My husband and I are aggressively paying down our credit card debt. We're down to the last $5,000 on our last card (we've already paid off our two other cards) and have been paying $500 per month. The APR on this card is 18 percent. Well, my husband lost his job last week. He's saying that we should put any extra money we have each month in our emergency fund instead (we have about $2,000 in our emergency fund now). I see his point, but I was so excited about getting out of credit card debt by the end of 2012. So, assuming we still have some extra money each month after bills, food, rent, etc, what should we do with it? Should we divide it between paying down our debt and our emergency fund? Put it all in the emergency fund? Or concentrate fully on our debt?
No surprise you're confused, because even financial gurus like Suze Orman and Dave Ramsey disagree on this particular topic. Suze Orman used to be a strong advocate of pulling out all the stops to pay off credit card debt as fast as possible. However, after the onset of the financial crisis in 2008, she
reversed course and instead began urging people to prioritize emergency savings over paying off credit card debt.

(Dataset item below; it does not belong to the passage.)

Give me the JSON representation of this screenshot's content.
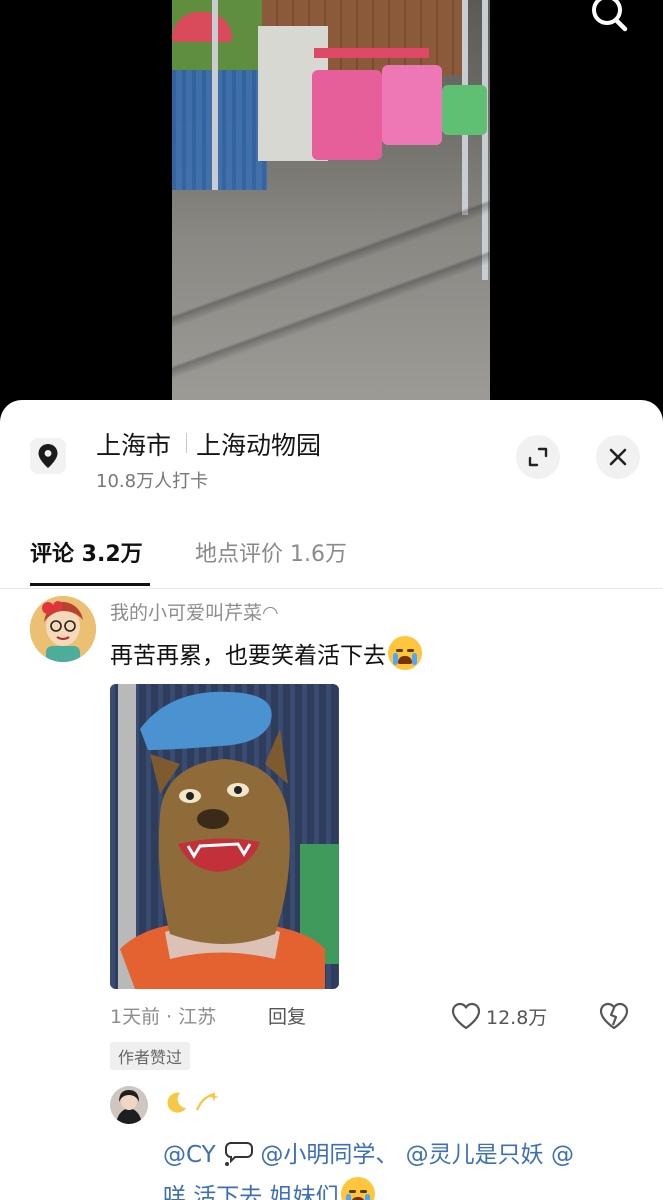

Why? You might think it makes little sense to carry credit card debt at 18 percent or higher, while having money sitting in a savings account earning barely 1 percent. Plus, should unexpected expenses come up, if you have paid down your credit card debt, you could always turn to your credit cards, yes?
Well, maybe not. Relying on credit cards to cover essential expenses is always risky, and it's even riskier in the current financial environment. In the wake of the 2008 financial meltdown, credit card issuers aggressively pulled back on lending, slashing credit lines and closing unused credit card accounts for thousands of cardholders, even those who paid their bills on time.
While the lending environment has improved considerably since then, the basic principle still stands: Credit card borrowing is inherently risky, and your credit card limits can be reduced at any time, or the account closed. So, without a large enough emergency fund, you could find yourself in a situation where you don't have enough money to pay the bills.
That, in turn, could trap you in a downward financial spiral. Once you default on bills, your credit score plummets. As your credit score plummets, credit lines could get slashed and new credit will get harder to come by. The price of services, such as
auto insurance, may go up. In addition, having bad credit may affect your husband's chances of finding a new job, as some employers consider a person's credit history when evaluating job applications.
This is why Orman changed her advice. Paying off credit card debt doesn't give you any assurance that you'll have money available, should unexpected expenses come up. An emergency fund does. And the costs of not being able to pay the bills are just too high.
The question then becomes how much you should put in the emergency fund. Recommendations vary. Orman recommends saving a total of eight months' expenses. That's a lot. Financial adviser Dave Ramsey advices putting $1,000 into emergency savings and then returning to paying off credit card debt.
In your case, you are in fairly good shape — you have $2,000 in emergency savings, so you don't have to start from scratch. How much you save beyond that depends on your situation. How hard is it to find work in the industry your husband works in? How secure is
your job? How much money do you have left over at the end of the month now that your husband has lost his job?
Consider building up at least three months' worth of expenses in your emergency savings account before you resume paying off your credit card debt. Yes, it will cost you some extra money in credit card interest, but that's well worth it, given the consequences of not paying your bills.
That being said, do pay more than the minimum on your credit cards — even if it's just an extra $25 or $50 a month. It helps your credit score and ensures that your card issuer doesn't flag you as a risky cardholder, which could get your singled out for credit limit cuts down the road.